Alabama is in critical condition when it comes to having enough doctors to serve the population. Marshall Medical Centers is doing its part to alleviate the problem by opening its hospitals to train medical students starting next week.
“By offering our hospitals as training grounds for future doctors, we are doing our part to address the shortage of physicians,” said Gary Gore, CEO of Marshall Medical Centers.
Only 28 of Alabama’s 67 counties have an adequate number of physicians to serve their populations, according to the 2015 Community Health Assessment released by the Alabama Department of Public Health.
Three students from the Alabama College of Osteopathic Medicine in Dothan will begin a clerkship at MMC July 27. The third- and fourth-year students will benefit from studying under and working alongside actual doctors while they are treating real patients. Another goal of participating as a training site is that some of the students will like what they see enough to eventually return to Marshall County to practice.
“This clerkship program gives students a chance to do a portion of their training close to home and allows them to become familiar with our facilities and our community,” Gore said. “At the same time, our staff members will have the opportunity to begin building relationships with physicians who may want to practice here when they finish their training.”
One person who knows exactly what that’s like is Dr. Lance Justice, of Medical Centers OB/GYN, who is MMC’s coordinator for the training program.
“It seems like yesterday that I was a medical student rotating for a month at Marshall Medical Centers,” he said. “One of the many reasons that I chose Marshall County to practice medicine was the love I felt from the community, as well as the knowledgeable medical staff and state-of-the-art facilities.”
Justice praised the efforts of the college and the hospitals working together to improve the availability of medical care to all residents.
“The affiliation agreement with ACOM is a win-win situation not only for the students but also for our community,” he said. “We have a very knowledgeable medical staff that loves to teach. The students will get a superb educational experience, and it will be a great opportunity for the community to get to know these students. I feel confident that once these students come to our community and our hospital system they will return here to practice once they complete their training.”
Sarah Senn, Director of Communications for ACOM, said each student is assigned to Marshall Medical Centers for two years where they will complete eight core clinical rotations.
“Additionally, they will have selective and elective rotations to enhance their clinical experiences,” she said.
This is the first time for such a clerkship at MMC, Justice said. The hospitals frequently have nursing students, but it’s a new requirement to have medical students shadowing doctors for all of their core rotations.
ACOM is a four-year, comprehensive osteopathic medical school located in Dothan, Alabama. The private, non-profit college was founded in 2010 to help address the primary care physician shortage in Alabama. ACOM is the third medical school in Alabama and the first osteopathic medical school in the state.

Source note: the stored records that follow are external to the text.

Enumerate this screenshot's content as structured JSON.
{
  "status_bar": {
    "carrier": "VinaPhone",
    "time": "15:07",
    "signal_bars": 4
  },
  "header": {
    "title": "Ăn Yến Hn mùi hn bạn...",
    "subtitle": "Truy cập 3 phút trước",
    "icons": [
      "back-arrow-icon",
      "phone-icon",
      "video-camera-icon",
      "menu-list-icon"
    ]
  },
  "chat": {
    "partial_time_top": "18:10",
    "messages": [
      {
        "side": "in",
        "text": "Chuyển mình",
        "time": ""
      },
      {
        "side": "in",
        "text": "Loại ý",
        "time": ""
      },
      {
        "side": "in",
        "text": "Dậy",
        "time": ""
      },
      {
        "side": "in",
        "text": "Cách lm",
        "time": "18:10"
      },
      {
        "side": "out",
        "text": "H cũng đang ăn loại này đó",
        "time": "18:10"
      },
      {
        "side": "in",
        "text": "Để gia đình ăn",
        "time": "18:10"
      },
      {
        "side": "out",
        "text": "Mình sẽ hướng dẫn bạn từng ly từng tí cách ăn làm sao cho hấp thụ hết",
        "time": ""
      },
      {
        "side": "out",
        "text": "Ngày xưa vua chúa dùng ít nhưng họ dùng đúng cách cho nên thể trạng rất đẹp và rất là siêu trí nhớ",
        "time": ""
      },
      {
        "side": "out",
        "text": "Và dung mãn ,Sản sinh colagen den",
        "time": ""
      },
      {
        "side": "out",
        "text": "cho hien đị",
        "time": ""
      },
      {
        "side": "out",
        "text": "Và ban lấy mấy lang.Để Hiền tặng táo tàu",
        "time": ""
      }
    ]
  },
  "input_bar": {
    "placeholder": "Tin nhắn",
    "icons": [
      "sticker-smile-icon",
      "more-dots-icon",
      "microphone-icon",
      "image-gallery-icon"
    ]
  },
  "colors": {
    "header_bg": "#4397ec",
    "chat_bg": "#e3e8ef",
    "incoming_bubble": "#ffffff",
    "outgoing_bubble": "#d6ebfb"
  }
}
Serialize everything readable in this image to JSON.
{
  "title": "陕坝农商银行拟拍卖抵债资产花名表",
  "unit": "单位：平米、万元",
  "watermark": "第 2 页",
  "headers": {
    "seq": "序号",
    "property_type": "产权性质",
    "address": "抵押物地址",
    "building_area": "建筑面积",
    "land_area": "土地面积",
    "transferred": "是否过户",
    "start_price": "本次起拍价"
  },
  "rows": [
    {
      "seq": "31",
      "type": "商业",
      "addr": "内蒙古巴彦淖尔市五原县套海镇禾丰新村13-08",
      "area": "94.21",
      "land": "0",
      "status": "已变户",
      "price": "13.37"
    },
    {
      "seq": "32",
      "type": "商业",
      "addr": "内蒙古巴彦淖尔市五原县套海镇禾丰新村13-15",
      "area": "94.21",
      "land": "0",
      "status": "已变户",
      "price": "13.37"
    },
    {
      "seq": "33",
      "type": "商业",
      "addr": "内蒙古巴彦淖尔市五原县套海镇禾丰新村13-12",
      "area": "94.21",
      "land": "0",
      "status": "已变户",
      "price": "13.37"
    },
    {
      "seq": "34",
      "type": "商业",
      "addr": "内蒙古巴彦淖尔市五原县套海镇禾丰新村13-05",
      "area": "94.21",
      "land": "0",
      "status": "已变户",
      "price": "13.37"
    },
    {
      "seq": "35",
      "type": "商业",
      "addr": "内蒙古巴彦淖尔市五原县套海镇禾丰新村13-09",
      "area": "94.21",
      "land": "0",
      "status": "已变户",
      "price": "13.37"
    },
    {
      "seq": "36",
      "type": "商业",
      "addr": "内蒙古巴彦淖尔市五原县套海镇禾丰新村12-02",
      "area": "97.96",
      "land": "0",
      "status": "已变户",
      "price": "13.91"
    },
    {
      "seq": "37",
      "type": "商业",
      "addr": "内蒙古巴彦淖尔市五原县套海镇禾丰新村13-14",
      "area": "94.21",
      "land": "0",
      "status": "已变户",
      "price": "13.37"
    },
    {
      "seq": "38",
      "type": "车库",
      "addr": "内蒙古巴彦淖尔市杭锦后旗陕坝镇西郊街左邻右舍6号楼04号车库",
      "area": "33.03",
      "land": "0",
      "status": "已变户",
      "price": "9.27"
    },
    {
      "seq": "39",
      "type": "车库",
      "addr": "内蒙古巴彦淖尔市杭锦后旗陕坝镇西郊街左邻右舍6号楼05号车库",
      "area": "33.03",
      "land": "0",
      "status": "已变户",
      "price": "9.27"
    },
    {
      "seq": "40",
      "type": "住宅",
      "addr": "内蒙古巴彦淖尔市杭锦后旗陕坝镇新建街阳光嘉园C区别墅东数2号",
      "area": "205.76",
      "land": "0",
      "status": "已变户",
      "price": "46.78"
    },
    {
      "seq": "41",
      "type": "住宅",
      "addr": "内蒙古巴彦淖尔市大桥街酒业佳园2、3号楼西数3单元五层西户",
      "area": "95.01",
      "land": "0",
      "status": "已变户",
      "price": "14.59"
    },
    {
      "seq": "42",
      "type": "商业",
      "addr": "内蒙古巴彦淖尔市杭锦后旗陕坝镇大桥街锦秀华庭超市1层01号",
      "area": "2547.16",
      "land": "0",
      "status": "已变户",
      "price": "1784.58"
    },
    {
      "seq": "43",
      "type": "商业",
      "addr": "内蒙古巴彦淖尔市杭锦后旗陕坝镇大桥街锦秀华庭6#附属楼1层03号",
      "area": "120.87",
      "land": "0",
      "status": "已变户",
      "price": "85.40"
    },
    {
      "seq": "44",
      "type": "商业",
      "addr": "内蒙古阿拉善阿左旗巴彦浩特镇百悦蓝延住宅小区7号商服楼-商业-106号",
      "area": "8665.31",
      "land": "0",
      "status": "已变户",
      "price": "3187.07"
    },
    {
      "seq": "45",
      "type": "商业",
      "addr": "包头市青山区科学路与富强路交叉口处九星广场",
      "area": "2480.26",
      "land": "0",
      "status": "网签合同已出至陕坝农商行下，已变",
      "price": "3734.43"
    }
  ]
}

ACOM students spend the first two years of medical school on the college’s campus before moving to a core clerkship site for third and fourth year. During the third year, students will train in six core disciplines – internal medicine, family medicine, OBGYN, general surgery, pediatrics and behavioral medicine – followed by an emergency medicine clerkship during the fourth year.
In addition to Marshall Medical Centers, ACOM has core sites for student medical training throughout Alabama and the Florida panhandle in the following locations: Anniston, Birmingham, Brewton, Centreville, Decatur, Dothan, Florence, Gadsden, Huntsville, Mobile, Montgomery, Sheffield, Sylacauga, Tallahassee and Troy.